I received the acceptance e-mail at three in the morning. I half-hyperventilated and half-cried out from excitement. My husband was asleep next to me and the walrus-like howl woke him up. Bless, his heart. He hugged me and told me that he knew I would make it. I was overjoyed and stunned to have a contract offer.

When I saw the first cover for FALL FOR YOU I felt like I’d finally made it. It sank in that I actually have a real book on my hands.

Q: How did you come up with the idea for the MADISON FALLS series?

I wrote the first book as a challenge to myself to see if I could actually do it. I thought it would be one and done. The first book opened the flood gates to more ideas and I ran with it. Funny bit of trivia—when I was brainstorming for an idea for the town, I was stuck. I listed name after name and then my daughter, Madison, tripped in front of me. That is how I dubbed my series, “Madison Falls.”

Q: To date which of your books was the hardest to write and why?

I’m presently having the most trouble with the manuscript for book six, ALL FIRED UP. I think it’s due to the fact that I’m thinking about it too hard. Each time I write a book, I want to improve and make it the best book yet. Sometimes, putting that kind of pressure on myself squelches the creative process.

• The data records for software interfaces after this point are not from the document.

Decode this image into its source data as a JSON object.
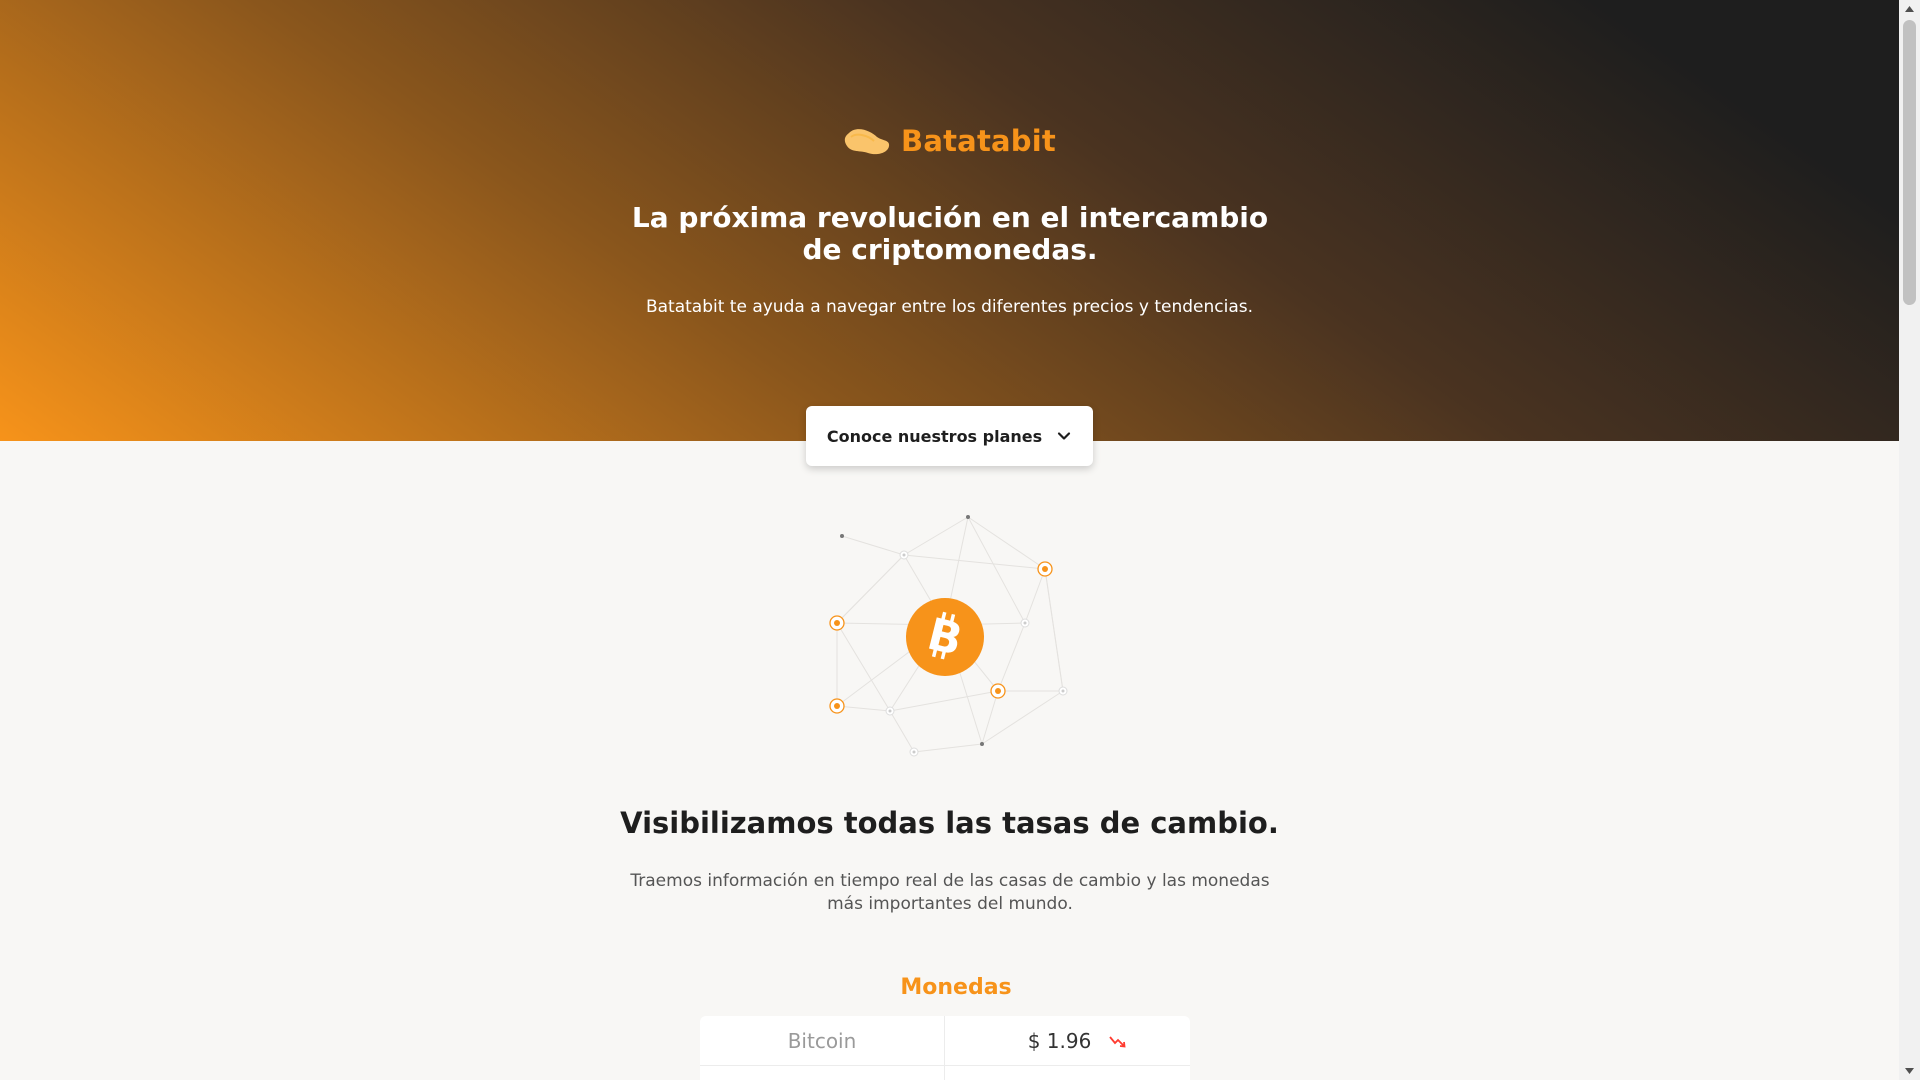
{
  "brand": {
    "name": "Batatabit",
    "logo_icon": "potato-logo-icon",
    "accent_color": "#f7931a",
    "dark_color": "#1e1e1e"
  },
  "hero": {
    "title": "La próxima revolución en el intercambio de criptomonedas.",
    "subtitle": "Batatabit te ayuda a navegar entre los diferentes precios y tendencias.",
    "cta_label": "Conoce nuestros planes",
    "cta_icon": "chevron-down-icon"
  },
  "illustration": {
    "icon": "bitcoin-network-icon"
  },
  "rates": {
    "title": "Visibilizamos todas las tasas de cambio.",
    "description": "Traemos información en tiempo real de las casas de cambio y las monedas más importantes del mundo."
  },
  "coins": {
    "title": "Monedas",
    "rows": [
      {
        "name": "Bitcoin",
        "price": "$ 1.96",
        "trend": "down",
        "trend_icon": "trend-down-icon",
        "trend_color": "#ff3b30"
      }
    ]
  }
}
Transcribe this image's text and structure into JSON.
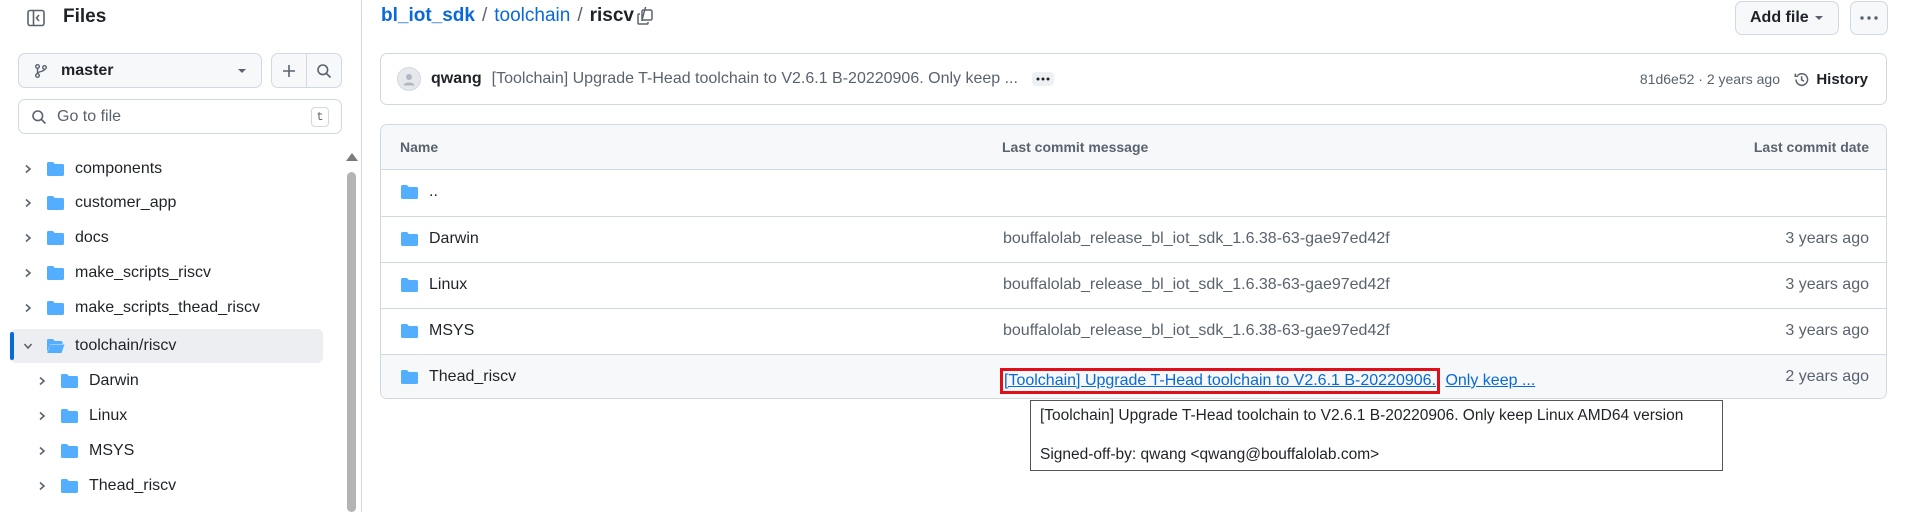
{
  "sidebar": {
    "title": "Files",
    "branch": "master",
    "search_placeholder": "Go to file",
    "search_shortcut": "t",
    "tree": [
      {
        "label": "components",
        "level": 0,
        "expanded": false,
        "active": false
      },
      {
        "label": "customer_app",
        "level": 0,
        "expanded": false,
        "active": false
      },
      {
        "label": "docs",
        "level": 0,
        "expanded": false,
        "active": false
      },
      {
        "label": "make_scripts_riscv",
        "level": 0,
        "expanded": false,
        "active": false
      },
      {
        "label": "make_scripts_thead_riscv",
        "level": 0,
        "expanded": false,
        "active": false
      },
      {
        "label": "toolchain/riscv",
        "level": 0,
        "expanded": true,
        "active": true
      },
      {
        "label": "Darwin",
        "level": 1,
        "expanded": false,
        "active": false
      },
      {
        "label": "Linux",
        "level": 1,
        "expanded": false,
        "active": false
      },
      {
        "label": "MSYS",
        "level": 1,
        "expanded": false,
        "active": false
      },
      {
        "label": "Thead_riscv",
        "level": 1,
        "expanded": false,
        "active": false
      }
    ]
  },
  "header": {
    "breadcrumb": {
      "repo": "bl_iot_sdk",
      "sep1": "/",
      "dir": "toolchain",
      "sep2": "/",
      "current": "riscv",
      "sep3": "/"
    },
    "add_file_label": "Add file"
  },
  "commit": {
    "author": "qwang",
    "message": "[Toolchain] Upgrade T-Head toolchain to V2.6.1 B-20220906. Only keep ...",
    "meta": "81d6e52 · 2 years ago",
    "history_label": "History"
  },
  "table": {
    "headers": {
      "name": "Name",
      "message": "Last commit message",
      "date": "Last commit date"
    },
    "parent_label": "..",
    "rows": [
      {
        "name": "Darwin",
        "message": "bouffalolab_release_bl_iot_sdk_1.6.38-63-gae97ed42f",
        "date": "3 years ago"
      },
      {
        "name": "Linux",
        "message": "bouffalolab_release_bl_iot_sdk_1.6.38-63-gae97ed42f",
        "date": "3 years ago"
      },
      {
        "name": "MSYS",
        "message": "bouffalolab_release_bl_iot_sdk_1.6.38-63-gae97ed42f",
        "date": "3 years ago"
      },
      {
        "name": "Thead_riscv",
        "message_part1": "[Toolchain] Upgrade T-Head toolchain to V2.6.1 B-20220906.",
        "message_part2": "Only keep ...",
        "date": "2 years ago"
      }
    ]
  },
  "tooltip": {
    "line1": "[Toolchain] Upgrade T-Head toolchain to V2.6.1 B-20220906. Only keep Linux AMD64 version",
    "line2": "Signed-off-by: qwang <qwang@bouffalolab.com>"
  },
  "colors": {
    "accent": "#0969da",
    "folder": "#54aeff",
    "highlight": "#e0101a"
  }
}
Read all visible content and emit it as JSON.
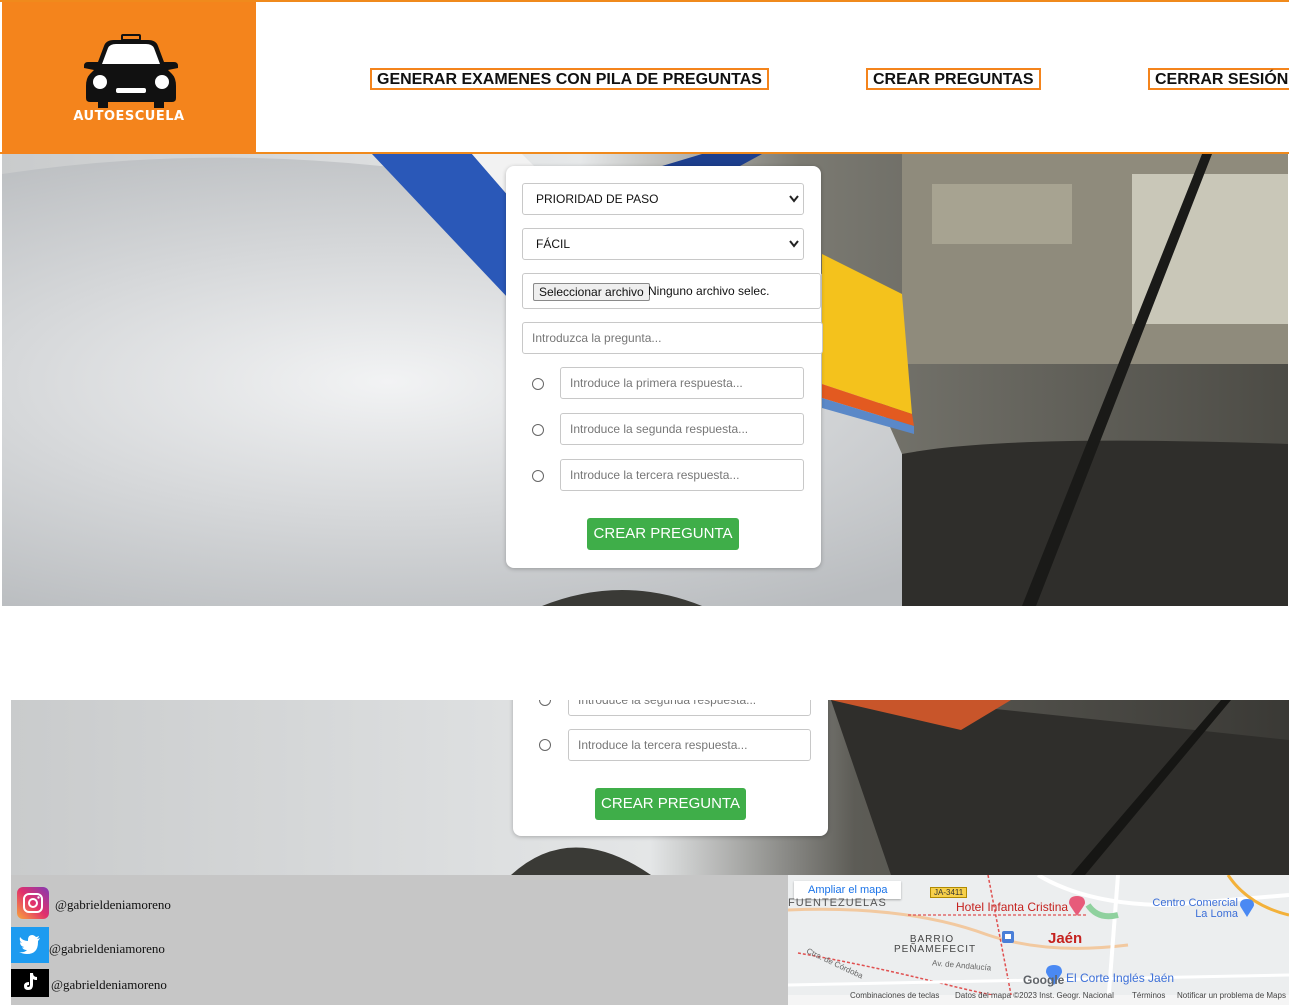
{
  "brand": {
    "name": "AUTOESCUELA",
    "accent": "#f4841c"
  },
  "nav": {
    "generar": "GENERAR EXAMENES CON PILA DE PREGUNTAS",
    "crear": "CREAR PREGUNTAS",
    "cerrar": "CERRAR SESIÓN"
  },
  "form": {
    "category_value": "PRIORIDAD DE PASO",
    "difficulty_value": "FÁCIL",
    "file_button": "Seleccionar archivo",
    "file_status": "Ninguno archivo selec.",
    "question_placeholder": "Introduzca la pregunta...",
    "answer1_placeholder": "Introduce la primera respuesta...",
    "answer2_placeholder": "Introduce la segunda respuesta...",
    "answer3_placeholder": "Introduce la tercera respuesta...",
    "submit_label": "CREAR PREGUNTA",
    "submit_color": "#3fae49"
  },
  "footer": {
    "instagram": "@gabrieldeniamoreno",
    "twitter": "@gabrieldeniamoreno",
    "tiktok": "@gabrieldeniamoreno",
    "icons": [
      "instagram-icon",
      "twitter-icon",
      "tiktok-icon"
    ]
  },
  "map": {
    "enlarge_link": "Ampliar el mapa",
    "road_label": "JA-3411",
    "neighborhood_top": "FUENTEZUELAS",
    "hotel": "Hotel Infanta Cristina",
    "mall": "Centro Comercial La Loma",
    "barrio": "BARRIO PEÑAMEFECIT",
    "city": "Jaén",
    "avenue": "Av. de Andalucía",
    "road_cord": "Ctra. de Córdoba",
    "store": "El Corte Inglés Jaén",
    "google_logo": "Google",
    "attribution": {
      "shortcuts": "Combinaciones de teclas",
      "data": "Datos del mapa ©2023 Inst. Geogr. Nacional",
      "terms": "Términos",
      "report": "Notificar un problema de Maps"
    }
  }
}
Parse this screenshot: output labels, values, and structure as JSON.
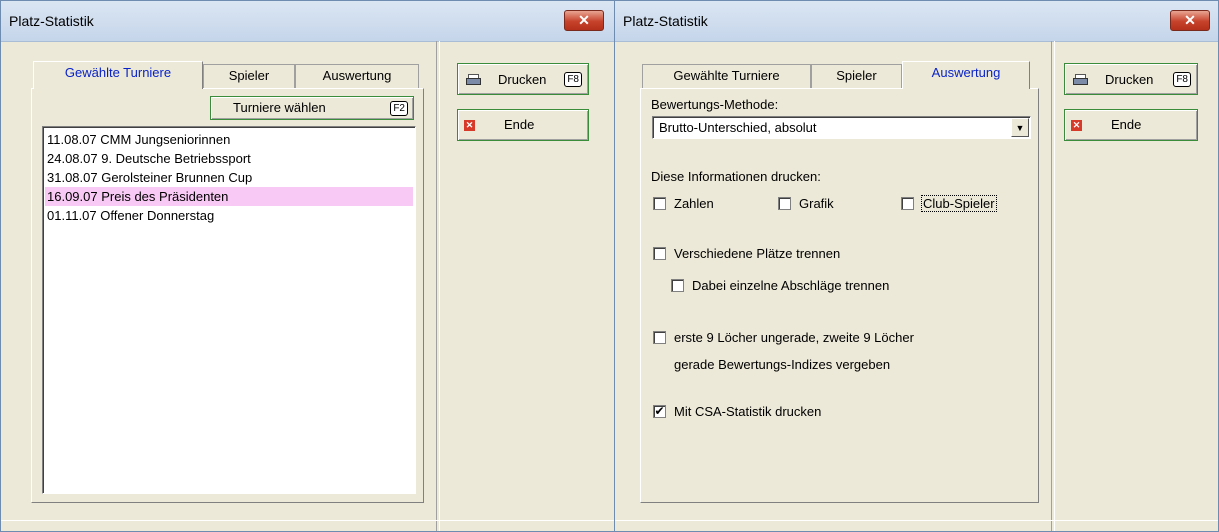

Q:  When you are writing, who is in control? You or your characters?

I would have to say that my characters have the lion’s share of control. I’ll write, intending to go in one direction and they’ll grab the reins and pull me somewhere completely different.

Q:  Do you have any advice for other writers?

Start out by writing what you know. Write what you want to express and not what you think others want to read. You can do it and you are good enough. Writers are world builders. Don’t be afraid to make the world that’s waiting inside of you.

Q:  Where can readers find you on the World Wide Web?

www.susanbehon.com

Twitter: www.twitter.com/suebeehny

Facebook: http://on.fb.me/1dD86dc

Goodreads: http://bit.ly/1GFiuI

Amazon Author: http://amzn.to/1zn8Igz

Link to All Books: http://amzn.to/1JepnEA

 

Join me on Saturday when we read an excerpt from Susan’s latest novel, ALL OR NOTHING.  ~Tina